Now it comes to the hard part. How about the Nth highest value, say, the fourth highest weight? Now we have to do a self-joining to let the distinct value point to 3. Since there are two children with the weight 112.5, the query returns the two tied names.
title "Select Nth highest weight";
%let n = 4;

proc sql;
    select distinct a.name, a.weight
    from class as a
    where (select count(distinct b.weight)
        from class as b
        where b.weight > a.weight
        ) = &n - 1;
quit;
Name Weight
Alfred 112.5
Janet 112.5
4. Select highest values by group
There are two groups Male and Female in the class, and the easiest way to find the highest weight for each category is select max for female union select max for male. However, a more scalable solution is to use the group by clause that fits more than two groups.
title "Select highest weights by group";
proc sql;
    select sex, name, weight
    from class
    group by sex
    having weight = max(weight)
;quit;
Sex Name Weight
F Janet 112.5
M Philip 150
5. Rank all values
The ultimate solution to solve all the question above is to derive a rank column for the target. There are two solutions: the first one use a subquery in the select clause, while the second one utilizes a subquery in the where clause.
The subquery in the first solution is independent to the main query, which uses less codes and is easier to recall in practice. The second one is actually a self-joining that is faster than the first solution.
/* Solution I */
proc sql; 
    select name, weight, (select count(distinct b.weight) 
            from class as b where b.weight >= a.weight) as Rank
    from class as a
    order by rank
;quit;

/* Solution II */
proc sql;
    select a.name, a.weight, count(b.weight) as rank
    from class as a, (select distinct weight
           from class
           ) as b
    where a.weight <= b.weight
    group by a.name, a.weight
    order by a.weight desc
;quit;
Name Weight Rank
Philip 150 1
Ronald 133 2
Robert 128 3
Alfred 112.5 4
Janet 112.5 4
Mary 112 5
William 112 5
Henry 102.5 6
Carol 102.5 6
John 99.5 7
Barbara 98 8
Judy 90 9
Thomas 85 10
Jane 84.5 11
Alice 84 12
Jeffrey 84 12
James 83 13
Louise 77 14
Joyce 50.5 15
6. Select top N values by group
Once with the rank column at hand, many perplexing problems could be easily solved. For example, we can use it to find the top 3 heaviest people for each category of male and female. And it is also scalable to more than two groups.
title "Select Top N weights by group";
proc sql; 
    select a.sex, a.name, a.weight, (select count(distinct b.weight) 
            from class as b where b.weight >= a.weight and a.sex = b.sex ) as rank 

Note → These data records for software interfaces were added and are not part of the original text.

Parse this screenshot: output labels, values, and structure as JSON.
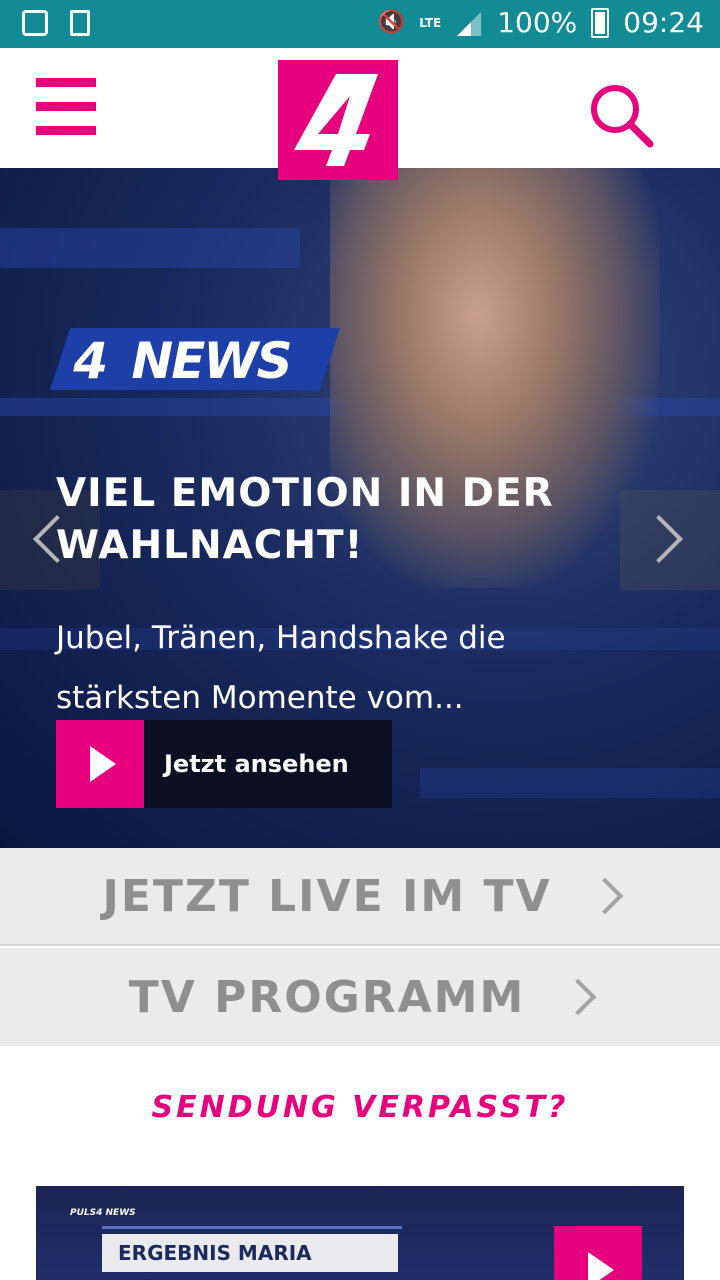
{
  "status_bar": {
    "battery": "100%",
    "time": "09:24",
    "network": "LTE",
    "icons": [
      "image-icon",
      "tablet-check-icon",
      "vibrate-mute-icon",
      "signal-icon",
      "battery-icon"
    ]
  },
  "header": {
    "logo_text": "4",
    "menu_icon": "hamburger-icon",
    "search_icon": "search-icon"
  },
  "hero": {
    "brand_badge": "NEWS",
    "brand_badge_number": "4",
    "title": "VIEL EMOTION IN DER WAHLNACHT!",
    "subtitle": "Jubel, Tränen, Handshake die stärksten Momente vom...",
    "cta_label": "Jetzt ansehen",
    "prev_icon": "chevron-left-icon",
    "next_icon": "chevron-right-icon"
  },
  "links": {
    "live_label": "JETZT LIVE IM TV",
    "program_label": "TV PROGRAMM"
  },
  "missed": {
    "title": "SENDUNG VERPASST?",
    "thumb_brand": "PULS4 NEWS",
    "thumb_caption": "ERGEBNIS MARIA WÖRTH"
  },
  "colors": {
    "accent": "#e6007e",
    "status_bar": "#128b94",
    "row_bg": "#ecebeb"
  }
}
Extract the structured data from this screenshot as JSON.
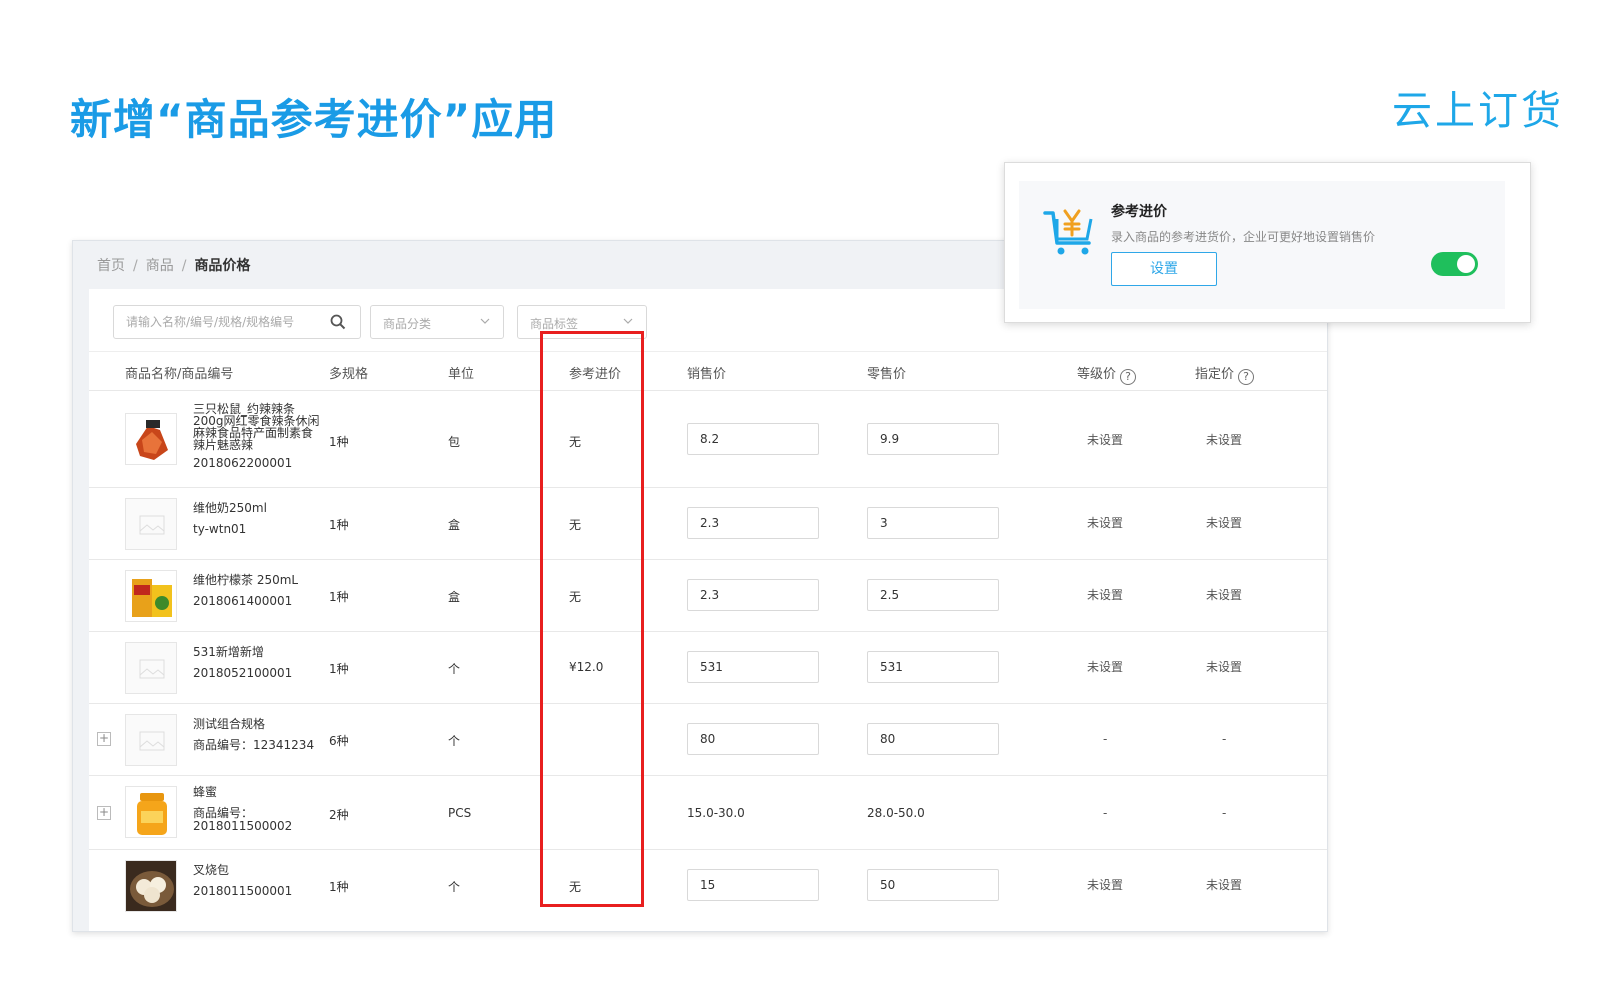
{
  "slide": {
    "title": "新增“商品参考进价”应用",
    "brand": "云上订货"
  },
  "breadcrumb": [
    "首页",
    "商品",
    "商品价格"
  ],
  "filters": {
    "search_placeholder": "请输入名称/编号/规格/规格编号",
    "category_placeholder": "商品分类",
    "tag_placeholder": "商品标签"
  },
  "table": {
    "columns": [
      "商品名称/商品编号",
      "多规格",
      "单位",
      "参考进价",
      "销售价",
      "零售价",
      "等级价",
      "指定价"
    ],
    "rows": [
      {
        "name": "三只松鼠_约辣辣条200g网红零食辣条休闲麻辣食品特产面制素食辣片魅惑辣",
        "code": "2018062200001",
        "spec": "1种",
        "unit": "包",
        "ref_price": "无",
        "sale_price": "8.2",
        "retail_price": "9.9",
        "level_price": "未设置",
        "assigned_price": "未设置"
      },
      {
        "name": "维他奶250ml",
        "code": "ty-wtn01",
        "spec": "1种",
        "unit": "盒",
        "ref_price": "无",
        "sale_price": "2.3",
        "retail_price": "3",
        "level_price": "未设置",
        "assigned_price": "未设置"
      },
      {
        "name": "维他柠檬茶 250mL",
        "code": "2018061400001",
        "spec": "1种",
        "unit": "盒",
        "ref_price": "无",
        "sale_price": "2.3",
        "retail_price": "2.5",
        "level_price": "未设置",
        "assigned_price": "未设置"
      },
      {
        "name": "531新增新增",
        "code": "2018052100001",
        "spec": "1种",
        "unit": "个",
        "ref_price": "¥12.0",
        "sale_price": "531",
        "retail_price": "531",
        "level_price": "未设置",
        "assigned_price": "未设置"
      },
      {
        "name": "测试组合规格",
        "code": "商品编号：12341234",
        "spec": "6种",
        "unit": "个",
        "ref_price": "",
        "sale_price": "80",
        "retail_price": "80",
        "level_price": "-",
        "assigned_price": "-"
      },
      {
        "name": "蜂蜜",
        "code": "商品编号：2018011500002",
        "spec": "2种",
        "unit": "PCS",
        "ref_price": "",
        "sale_price": "15.0-30.0",
        "retail_price": "28.0-50.0",
        "level_price": "-",
        "assigned_price": "-"
      },
      {
        "name": "叉烧包",
        "code": "2018011500001",
        "spec": "1种",
        "unit": "个",
        "ref_price": "无",
        "sale_price": "15",
        "retail_price": "50",
        "level_price": "未设置",
        "assigned_price": "未设置"
      }
    ]
  },
  "popup": {
    "title": "参考进价",
    "description": "录入商品的参考进货价，企业可更好地设置销售价",
    "button_label": "设置",
    "toggle_on": true,
    "icon": "shopping-cart-yen-icon"
  },
  "colors": {
    "title_blue": "#1a9be6",
    "highlight_red": "#e81f1f",
    "toggle_green": "#1fbf5c",
    "button_blue": "#2fa7e8"
  }
}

    from class as a
    where calculated rank <= 3
    order by sex, rank
;quit;
Sex Name Weight rank
F Janet 112.5 1
F Mary 112 2
F Carol 102.5 3
M Philip 150 1
M Ronald 133 2
M Robert 128 3